Our time is vied for from the moment we awake to the time we lay our head down at night. Your co-worker is telling you about this new restaurant you just have to try. Your husband called you earlier telling he has a meeting that's running late so you'll need to pick up the kids AND make dinner tonight. Your doctor says to do this. Your therapist says don't do that. Your mother-in-law wants you to do the newest 15-day cleanse with her. With the constant battle to find balance and what is “right” for us, how can the simple act of expressing gratitude transform us a little bit every day? 

In his book “Spontaneous Happiness,” Dr. Andrew Weil discusses making a habit of showing our gratitude (large or small) in the form of a journal. In his book he expands on a study in which participants kept a gratitude journal and were reported as having “mood boosting” effects for 6 months from their daily journaling. I took Dr. Weil's advice, and at the beginning of the year I started my own gratitude and appreciation log. While it isn't as in depth as the full journal, I do take a minute to jot down moments where I was able to express appreciation to those around me, or even moments where I simply took a mental note of gratitude for something. It only takes glancing at that list on a stressful day to remind myself I have an endless amount of things to appreciate in my life.

So what exactly is gratitude, anyway? Sadly, many of us shy away from gratitude because we associate it with an inherent indebtedness to those to whom we are expressing thanks and gratitude. In essence, if we recognize or appreciate, we must pay back the favor “in equal.” It’s an unfortunate thought, and yet I think it is absolutely accurate for most of us. Liken it to passing co-workers in the hall. We ask how they are every day, but part of us hopes their responses are limited to “Great!” or “Good so far!” A response that required further interaction on our part would throw a wrench in our already spoken for day.

Dandelion--Bert Heymans

Dandelion--Bert Heymans

But what if we begin to dissociate that appreciation from people and expand it into other areas of our life? Author G.K. Chesterton writes, “You say grace before meals. All right. But I say grace before the concert and the opera, and grace before the play and pantomime, and grace before I open a book, and grace before sketching, painting, swimming, fencing, boxing, walking, playing, dancing and grace before I dip the pen in the ink.”

This is the essence of gratitude. Appreciation. Not a contract to pay back the world. Not something to loathe or avoid but something to fully embrace. And how is this to improve our lives? When we begin to show gratitude we begin to cultivate a sense of other. It’s impossible to recognize the amazing abundance of goodness in our lives every day and not realize that there is more to the dynamic of the human experience than either you or me. Our grip softens by seeing the good. And as our grip loosens, our stress follows suit.
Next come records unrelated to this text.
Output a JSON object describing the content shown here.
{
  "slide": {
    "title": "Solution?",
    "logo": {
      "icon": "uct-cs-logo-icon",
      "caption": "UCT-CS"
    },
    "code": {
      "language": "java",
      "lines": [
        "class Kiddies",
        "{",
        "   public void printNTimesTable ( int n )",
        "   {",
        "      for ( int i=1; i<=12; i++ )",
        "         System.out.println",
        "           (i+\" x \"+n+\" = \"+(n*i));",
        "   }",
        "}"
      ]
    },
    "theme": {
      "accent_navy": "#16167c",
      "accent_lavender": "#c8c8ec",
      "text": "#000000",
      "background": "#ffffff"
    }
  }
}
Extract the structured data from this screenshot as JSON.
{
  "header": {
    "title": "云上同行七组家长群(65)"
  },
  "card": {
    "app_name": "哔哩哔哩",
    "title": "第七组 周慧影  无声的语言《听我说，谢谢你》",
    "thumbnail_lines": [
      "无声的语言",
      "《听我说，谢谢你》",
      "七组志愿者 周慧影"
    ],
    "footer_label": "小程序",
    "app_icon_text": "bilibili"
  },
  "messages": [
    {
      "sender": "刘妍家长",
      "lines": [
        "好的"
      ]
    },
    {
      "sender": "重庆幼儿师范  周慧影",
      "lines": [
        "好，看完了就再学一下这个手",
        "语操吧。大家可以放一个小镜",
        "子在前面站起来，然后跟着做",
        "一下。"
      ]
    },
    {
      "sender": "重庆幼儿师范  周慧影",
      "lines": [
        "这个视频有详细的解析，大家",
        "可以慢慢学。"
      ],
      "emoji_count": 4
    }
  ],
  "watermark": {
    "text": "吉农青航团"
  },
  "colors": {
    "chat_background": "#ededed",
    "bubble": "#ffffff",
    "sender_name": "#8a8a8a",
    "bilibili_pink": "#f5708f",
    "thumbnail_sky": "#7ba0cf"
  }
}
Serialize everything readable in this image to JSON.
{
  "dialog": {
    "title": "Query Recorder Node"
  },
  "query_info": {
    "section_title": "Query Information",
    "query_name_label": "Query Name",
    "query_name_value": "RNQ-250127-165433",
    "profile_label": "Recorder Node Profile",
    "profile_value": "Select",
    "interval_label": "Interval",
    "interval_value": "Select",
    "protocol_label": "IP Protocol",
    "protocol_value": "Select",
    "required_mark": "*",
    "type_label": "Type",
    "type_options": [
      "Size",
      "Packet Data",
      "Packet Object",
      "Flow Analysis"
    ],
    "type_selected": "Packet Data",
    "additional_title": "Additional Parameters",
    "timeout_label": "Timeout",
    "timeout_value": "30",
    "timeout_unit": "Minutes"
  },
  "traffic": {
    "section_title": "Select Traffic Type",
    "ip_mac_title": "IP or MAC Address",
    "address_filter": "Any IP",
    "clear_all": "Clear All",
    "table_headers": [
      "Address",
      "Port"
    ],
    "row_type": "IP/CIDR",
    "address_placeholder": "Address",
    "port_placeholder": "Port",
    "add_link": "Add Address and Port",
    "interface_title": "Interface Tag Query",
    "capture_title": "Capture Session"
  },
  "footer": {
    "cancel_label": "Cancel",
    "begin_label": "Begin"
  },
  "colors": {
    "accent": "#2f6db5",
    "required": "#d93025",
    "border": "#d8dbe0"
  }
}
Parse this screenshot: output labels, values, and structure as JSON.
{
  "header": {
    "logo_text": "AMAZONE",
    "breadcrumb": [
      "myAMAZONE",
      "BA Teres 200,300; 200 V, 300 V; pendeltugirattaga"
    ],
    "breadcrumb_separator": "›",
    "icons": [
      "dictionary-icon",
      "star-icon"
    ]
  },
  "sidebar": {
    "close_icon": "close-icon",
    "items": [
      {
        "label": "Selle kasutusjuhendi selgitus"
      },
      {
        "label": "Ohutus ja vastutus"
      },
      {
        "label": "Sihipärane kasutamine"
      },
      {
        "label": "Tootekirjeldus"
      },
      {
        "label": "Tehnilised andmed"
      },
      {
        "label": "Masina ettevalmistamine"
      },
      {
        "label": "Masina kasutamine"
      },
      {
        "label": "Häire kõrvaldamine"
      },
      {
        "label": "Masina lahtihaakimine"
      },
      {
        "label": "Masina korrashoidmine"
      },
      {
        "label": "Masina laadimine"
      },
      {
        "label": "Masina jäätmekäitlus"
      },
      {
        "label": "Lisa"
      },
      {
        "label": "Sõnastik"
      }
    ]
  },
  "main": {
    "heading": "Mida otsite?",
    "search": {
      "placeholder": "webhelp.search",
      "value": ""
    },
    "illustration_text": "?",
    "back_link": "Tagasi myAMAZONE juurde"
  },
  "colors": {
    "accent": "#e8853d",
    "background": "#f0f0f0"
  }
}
Think it's a struggle just to find the good? At first it may be difficult to find opportunities to express gratitude. Start simple. Someone else made the coffee at work this morning. I woke up in my home, in my bed, and under a roof. I have a computer with which I am able to read this right now. Just those three things are, unfortunately, experiences so many people in the world will NEVER experience. Not even once in their lives.  If even those are a stretch, you can start with yourself. I have eyes. I can walk. I am breathing and alive. Expand from these into areas of gratitude which are outside of yourself.

Take a moment and jot these down every day. At the end of the week, or any other time you are stressed, you can take a moment and look at it. Be reminded that there is something to be grateful for every day-I’m confident you’ll be happy with what you see.

Do you have difficulties expressing gratitude? Do you already incorporate these ideas into your daily routines? If yes, how? If no, why not?

Photos courtesy of Flickr and are licensed for commercial reuse